These days, businesses use video cameras for many purposes such as to enhance security. In previous blogs, we’ve discussed the legality of employers using cameras for monitoring employees in the workplace and the surveillance of employees working remotely. But what about when the workplace is a company-owned vehicle? Are employers allowed to use dashboard-mounted cameras to record employees?
Employers may legally place dashboard video cams in company vehicles in every US state, as long as they comply with that state’s specific safety laws regarding these cameras. For example, in Texas dash cams are permitted if they are not placed on or attached to the windshield, side window, or rear window, and if they do not impede the vehicle’s airbags. In addition, some states have restrictions related to audio recordings.
These cameras can be extremely useful for employers. They can be used to monitor an employee’s driving, to track the location of company vehicles, and to provide evidence in the event of a traffic accident.
Dash Cam Usage and the National Labor Relations Board
Where employers can run into trouble is how they create and implement policies relating to the use of these cameras. The National Labor Relations Board (NLRB) is interested in and observing how employers use this type of technology. In fact, a few years ago, the NLRB became involved in a case where it deemed an employer’s use of a dash cam to be an unfair labor practice.
Stern Produce Company Case
Several years ago, the warehouse and delivery drivers at Stern Produce Company began the process of organizing a union. While this was taking place, the company was alleged to have engaged in multiple unfair labor practices. These tactics caused the union elections to be postponed indefinitely. `The NLRB later issued a decision that Stern Produce had illegally interrogated employees and created the impression the workers’ union organizing activities were being watched.
Just one month after the NLRB decision was issued, Stern Produce installed dual-view camera systems in its delivery trucks. The cameras captured views both inside the cab and a street view. Company policy stated that the camera system would alert supervisors in certain circumstances only: when a vehicle stopped for an extended length of time, when it entered an unauthorized area, or in the even of harsh braking. A driver manual stated the camera should always remain on unless a driver received permission to turn it off.
A delivery driver at Stern Produce Company — who had been part of the union organizing activities — covered the in-cab portion of the surveillance camera in his truck while on a break. A supervisor texted the driver immediately and told him covering the camera was a violation of company rules.
This change from its stated and customary practice — of only viewing camera footage if triggered by safety concerns — caused the NLRB to conclude that the employer’s use of the camera gave the “impression of surveillance” of the employee due to his interest in the union. The conclusion of the NLRB in this case: employers may not use dashboard cameras in a way that indicates to employees that their union or protected activities are being monitored.
Another Example – Not in Violation of NLRA

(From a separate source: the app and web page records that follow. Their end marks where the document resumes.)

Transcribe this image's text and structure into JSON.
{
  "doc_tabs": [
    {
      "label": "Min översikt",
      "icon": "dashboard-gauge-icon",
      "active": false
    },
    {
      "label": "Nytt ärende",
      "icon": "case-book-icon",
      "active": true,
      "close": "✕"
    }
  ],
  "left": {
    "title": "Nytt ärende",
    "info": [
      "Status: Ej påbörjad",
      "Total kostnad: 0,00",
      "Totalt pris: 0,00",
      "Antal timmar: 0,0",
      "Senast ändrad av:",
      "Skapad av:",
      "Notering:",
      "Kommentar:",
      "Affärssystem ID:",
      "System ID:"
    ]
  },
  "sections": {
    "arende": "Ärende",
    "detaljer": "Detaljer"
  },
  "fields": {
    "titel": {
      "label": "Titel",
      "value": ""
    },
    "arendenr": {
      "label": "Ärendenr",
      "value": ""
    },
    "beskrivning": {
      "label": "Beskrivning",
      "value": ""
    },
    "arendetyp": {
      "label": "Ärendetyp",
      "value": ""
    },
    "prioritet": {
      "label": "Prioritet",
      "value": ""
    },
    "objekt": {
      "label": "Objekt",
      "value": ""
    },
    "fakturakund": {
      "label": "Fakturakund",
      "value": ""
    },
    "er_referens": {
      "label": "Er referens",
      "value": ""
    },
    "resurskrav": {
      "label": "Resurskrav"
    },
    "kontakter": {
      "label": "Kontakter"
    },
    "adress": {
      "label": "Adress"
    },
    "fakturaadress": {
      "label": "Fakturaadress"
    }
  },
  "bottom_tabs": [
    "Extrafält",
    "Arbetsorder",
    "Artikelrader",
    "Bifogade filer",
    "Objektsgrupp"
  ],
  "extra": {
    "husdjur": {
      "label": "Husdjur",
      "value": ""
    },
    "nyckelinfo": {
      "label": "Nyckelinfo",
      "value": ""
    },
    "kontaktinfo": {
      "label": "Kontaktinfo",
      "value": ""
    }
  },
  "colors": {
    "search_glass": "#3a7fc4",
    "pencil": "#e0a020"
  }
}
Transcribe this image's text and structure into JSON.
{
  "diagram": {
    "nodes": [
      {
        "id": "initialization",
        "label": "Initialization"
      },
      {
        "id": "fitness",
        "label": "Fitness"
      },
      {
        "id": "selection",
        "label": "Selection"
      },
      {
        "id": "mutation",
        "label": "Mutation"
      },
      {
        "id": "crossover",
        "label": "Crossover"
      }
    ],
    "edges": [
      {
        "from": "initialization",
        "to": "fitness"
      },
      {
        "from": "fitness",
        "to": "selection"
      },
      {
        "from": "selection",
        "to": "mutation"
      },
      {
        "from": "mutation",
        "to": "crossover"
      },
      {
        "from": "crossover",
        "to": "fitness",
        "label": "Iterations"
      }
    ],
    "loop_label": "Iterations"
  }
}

In April of 2023, the NLRB declined to bring a case against a different company that used dash cameras to record 10-20 second video clips when unsafe driving was detected. It found that this use of dash cams did not prevent or interfere with an employee engaging in protected activity for several reasons. The company had a legitimate business need to use the cameras, and it disclosed its use of the cameras to employees including how the footage would be used and stored. Employees were also allowed to turn off inward-facing cameras if they desired.
Best Practices for Dash-Cams in Company Vehicles
In light of the NLRB’s actions, employers may want to consider the following before using dash cameras in company vehicles.
- Is there a legitimate business need to use dash cam or similar technology (e.g., lower insurance premiums, reduce theft, etc.)?
- Disclose use of the cameras (or other technology) to employees, explain why, and include how data will be collected, used, and stored.
- Create a written record of all communications related to these disclosures and the implementation of the dash cameras or other technology.
- Verify any state specific requirements.
These are all important steps, especially the disclosure to employees. Note that Texas law permits employers to record video without notifying employees, however consent must be obtained to record audio of employees if they are not a party to the recording.
Contact Our Frisco Employment Law Attorneys Today
If you are considering using dashboard cameras in company vehicles, it’s important that you take certain steps to avoid legal liability. If you need help implementing surveillance policies, or with any employment or business law matter, the Frisco employment lawyers at Simon | Paschal PLLC can help. To schedule a consultation, call (972) 893-9340 or contact us online.